[Data records for software interfaces]
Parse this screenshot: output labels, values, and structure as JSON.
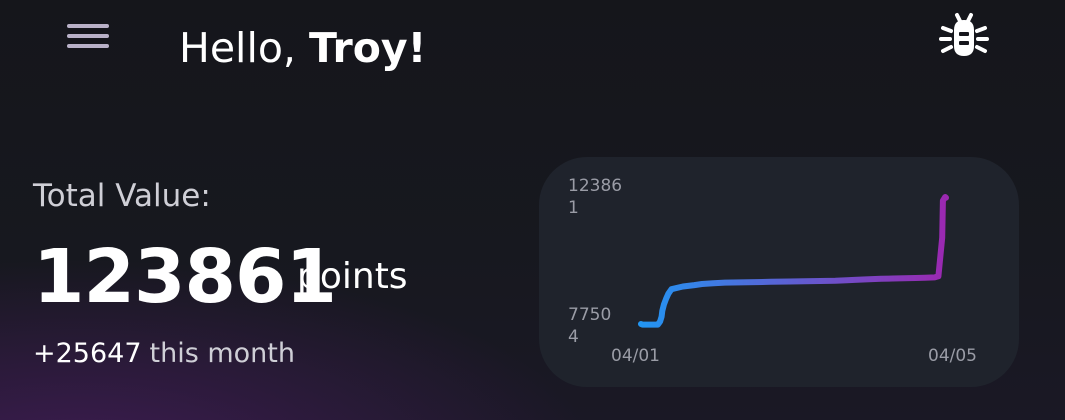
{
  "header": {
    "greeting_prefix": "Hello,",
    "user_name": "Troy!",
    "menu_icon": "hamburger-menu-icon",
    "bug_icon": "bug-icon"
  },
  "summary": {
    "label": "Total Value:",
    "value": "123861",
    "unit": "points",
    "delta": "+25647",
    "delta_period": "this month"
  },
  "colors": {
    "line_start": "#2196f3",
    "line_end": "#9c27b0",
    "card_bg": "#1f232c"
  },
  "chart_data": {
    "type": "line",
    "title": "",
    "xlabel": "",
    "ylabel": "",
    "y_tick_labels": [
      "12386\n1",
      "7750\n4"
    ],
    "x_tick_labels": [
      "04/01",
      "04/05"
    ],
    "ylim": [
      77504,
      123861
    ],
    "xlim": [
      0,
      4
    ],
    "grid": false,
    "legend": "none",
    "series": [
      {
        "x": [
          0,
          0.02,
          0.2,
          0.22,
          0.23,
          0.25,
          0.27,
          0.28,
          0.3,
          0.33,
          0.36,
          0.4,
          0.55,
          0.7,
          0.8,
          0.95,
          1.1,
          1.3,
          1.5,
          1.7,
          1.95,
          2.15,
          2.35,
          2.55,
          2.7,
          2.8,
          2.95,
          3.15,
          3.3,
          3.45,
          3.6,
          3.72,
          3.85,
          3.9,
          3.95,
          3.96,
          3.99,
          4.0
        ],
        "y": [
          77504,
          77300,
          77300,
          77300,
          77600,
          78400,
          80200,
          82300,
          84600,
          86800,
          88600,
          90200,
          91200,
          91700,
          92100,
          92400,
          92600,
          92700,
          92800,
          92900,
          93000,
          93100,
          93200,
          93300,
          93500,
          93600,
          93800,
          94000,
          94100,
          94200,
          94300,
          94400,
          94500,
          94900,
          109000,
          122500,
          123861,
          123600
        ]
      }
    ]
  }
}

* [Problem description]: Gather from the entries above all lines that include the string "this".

* [Task solution]:
Parse this screenshot: output labels, values, and structure as JSON.
    "delta_period": "this month"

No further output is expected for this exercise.